• REQUIRED WORK
Pick out each line below containing "label".

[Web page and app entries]
◇ ◇ ◇ ◇ ◇

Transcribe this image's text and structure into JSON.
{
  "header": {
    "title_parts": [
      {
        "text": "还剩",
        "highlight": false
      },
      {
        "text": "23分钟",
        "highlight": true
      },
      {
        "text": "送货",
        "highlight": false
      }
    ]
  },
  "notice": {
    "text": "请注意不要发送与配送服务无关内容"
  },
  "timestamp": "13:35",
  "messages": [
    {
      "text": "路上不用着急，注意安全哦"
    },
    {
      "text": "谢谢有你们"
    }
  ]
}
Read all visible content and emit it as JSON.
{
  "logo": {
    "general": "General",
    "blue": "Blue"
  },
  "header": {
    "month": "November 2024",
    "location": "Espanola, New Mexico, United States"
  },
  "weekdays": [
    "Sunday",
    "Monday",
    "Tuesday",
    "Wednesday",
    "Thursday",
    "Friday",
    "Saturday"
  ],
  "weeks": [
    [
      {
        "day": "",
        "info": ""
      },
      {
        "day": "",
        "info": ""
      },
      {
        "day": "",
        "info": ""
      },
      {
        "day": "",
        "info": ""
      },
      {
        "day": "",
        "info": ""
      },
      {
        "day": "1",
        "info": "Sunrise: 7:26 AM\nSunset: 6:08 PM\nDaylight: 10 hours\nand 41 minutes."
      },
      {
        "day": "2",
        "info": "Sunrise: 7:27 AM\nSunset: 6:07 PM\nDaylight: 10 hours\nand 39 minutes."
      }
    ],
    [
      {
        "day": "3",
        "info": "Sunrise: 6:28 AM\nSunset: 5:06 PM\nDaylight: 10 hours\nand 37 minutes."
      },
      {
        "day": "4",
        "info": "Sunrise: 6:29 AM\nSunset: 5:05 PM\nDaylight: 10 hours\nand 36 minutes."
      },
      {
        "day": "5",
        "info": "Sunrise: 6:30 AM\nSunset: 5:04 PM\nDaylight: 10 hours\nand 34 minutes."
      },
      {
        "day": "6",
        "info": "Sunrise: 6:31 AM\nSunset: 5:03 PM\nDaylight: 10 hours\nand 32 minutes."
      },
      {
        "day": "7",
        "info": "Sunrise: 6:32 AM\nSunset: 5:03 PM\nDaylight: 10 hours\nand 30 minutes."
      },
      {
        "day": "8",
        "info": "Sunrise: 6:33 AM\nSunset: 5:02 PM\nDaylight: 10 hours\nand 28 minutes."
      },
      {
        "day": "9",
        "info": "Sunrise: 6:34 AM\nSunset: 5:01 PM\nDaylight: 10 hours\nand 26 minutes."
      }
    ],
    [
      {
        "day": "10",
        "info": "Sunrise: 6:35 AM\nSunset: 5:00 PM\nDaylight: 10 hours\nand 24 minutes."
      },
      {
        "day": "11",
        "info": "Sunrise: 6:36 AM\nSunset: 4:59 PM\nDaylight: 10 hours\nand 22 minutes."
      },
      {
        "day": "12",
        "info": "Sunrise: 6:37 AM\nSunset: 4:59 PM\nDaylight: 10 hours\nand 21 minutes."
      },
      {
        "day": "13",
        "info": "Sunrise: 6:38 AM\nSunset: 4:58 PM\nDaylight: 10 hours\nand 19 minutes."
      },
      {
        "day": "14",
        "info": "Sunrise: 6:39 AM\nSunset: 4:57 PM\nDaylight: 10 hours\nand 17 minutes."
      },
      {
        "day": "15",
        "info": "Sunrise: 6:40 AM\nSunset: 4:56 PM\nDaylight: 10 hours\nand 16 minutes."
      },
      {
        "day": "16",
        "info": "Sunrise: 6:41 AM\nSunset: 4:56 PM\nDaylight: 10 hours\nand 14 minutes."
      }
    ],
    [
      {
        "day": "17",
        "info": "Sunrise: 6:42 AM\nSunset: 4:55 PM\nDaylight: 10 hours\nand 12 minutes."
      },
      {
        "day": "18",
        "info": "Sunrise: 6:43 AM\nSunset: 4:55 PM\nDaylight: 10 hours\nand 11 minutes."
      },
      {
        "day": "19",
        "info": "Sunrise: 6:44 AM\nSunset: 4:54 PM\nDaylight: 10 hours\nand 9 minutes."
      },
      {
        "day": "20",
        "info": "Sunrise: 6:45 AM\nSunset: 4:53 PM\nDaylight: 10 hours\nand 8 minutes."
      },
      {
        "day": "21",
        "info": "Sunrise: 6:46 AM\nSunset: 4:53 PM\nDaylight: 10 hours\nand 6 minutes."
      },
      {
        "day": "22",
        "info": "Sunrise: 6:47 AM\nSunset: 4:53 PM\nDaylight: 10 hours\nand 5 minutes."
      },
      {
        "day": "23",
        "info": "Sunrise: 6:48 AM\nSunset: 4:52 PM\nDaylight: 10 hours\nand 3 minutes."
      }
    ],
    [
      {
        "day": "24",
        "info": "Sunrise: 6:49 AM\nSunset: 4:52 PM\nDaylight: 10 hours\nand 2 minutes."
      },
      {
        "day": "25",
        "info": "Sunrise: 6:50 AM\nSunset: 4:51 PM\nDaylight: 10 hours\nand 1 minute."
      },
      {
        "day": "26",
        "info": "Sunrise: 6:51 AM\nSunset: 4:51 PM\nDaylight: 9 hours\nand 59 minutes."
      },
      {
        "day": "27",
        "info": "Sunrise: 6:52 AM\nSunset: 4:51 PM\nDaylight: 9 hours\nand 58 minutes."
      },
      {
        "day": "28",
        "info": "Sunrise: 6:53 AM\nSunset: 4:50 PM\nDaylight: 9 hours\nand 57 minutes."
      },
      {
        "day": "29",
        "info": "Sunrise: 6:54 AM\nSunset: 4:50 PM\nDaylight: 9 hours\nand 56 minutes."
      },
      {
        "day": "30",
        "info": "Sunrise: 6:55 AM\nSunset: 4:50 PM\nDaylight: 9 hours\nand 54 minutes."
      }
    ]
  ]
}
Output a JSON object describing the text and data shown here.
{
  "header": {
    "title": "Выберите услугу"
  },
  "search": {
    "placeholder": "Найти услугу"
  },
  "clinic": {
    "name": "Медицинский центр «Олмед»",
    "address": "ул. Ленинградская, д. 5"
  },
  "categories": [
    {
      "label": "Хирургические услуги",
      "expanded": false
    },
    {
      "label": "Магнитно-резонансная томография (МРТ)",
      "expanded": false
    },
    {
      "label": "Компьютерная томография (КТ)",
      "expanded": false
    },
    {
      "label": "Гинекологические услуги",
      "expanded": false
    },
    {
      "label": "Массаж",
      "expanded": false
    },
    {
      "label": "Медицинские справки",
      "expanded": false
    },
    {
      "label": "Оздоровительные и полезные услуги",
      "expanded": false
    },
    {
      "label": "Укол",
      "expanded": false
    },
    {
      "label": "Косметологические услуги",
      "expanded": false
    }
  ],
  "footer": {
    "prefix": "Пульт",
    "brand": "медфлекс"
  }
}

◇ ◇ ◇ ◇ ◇

• FINAL ANSWER
      "label": "Хирургические услуги",
      "label": "Магнитно-резонансная томография (МРТ)",
      "label": "Компьютерная томография (КТ)",
      "label": "Гинекологические услуги",
      "label": "Массаж",
      "label": "Медицинские справки",
      "label": "Оздоровительные и полезные услуги",
      "label": "Укол",
      "label": "Косметологические услуги",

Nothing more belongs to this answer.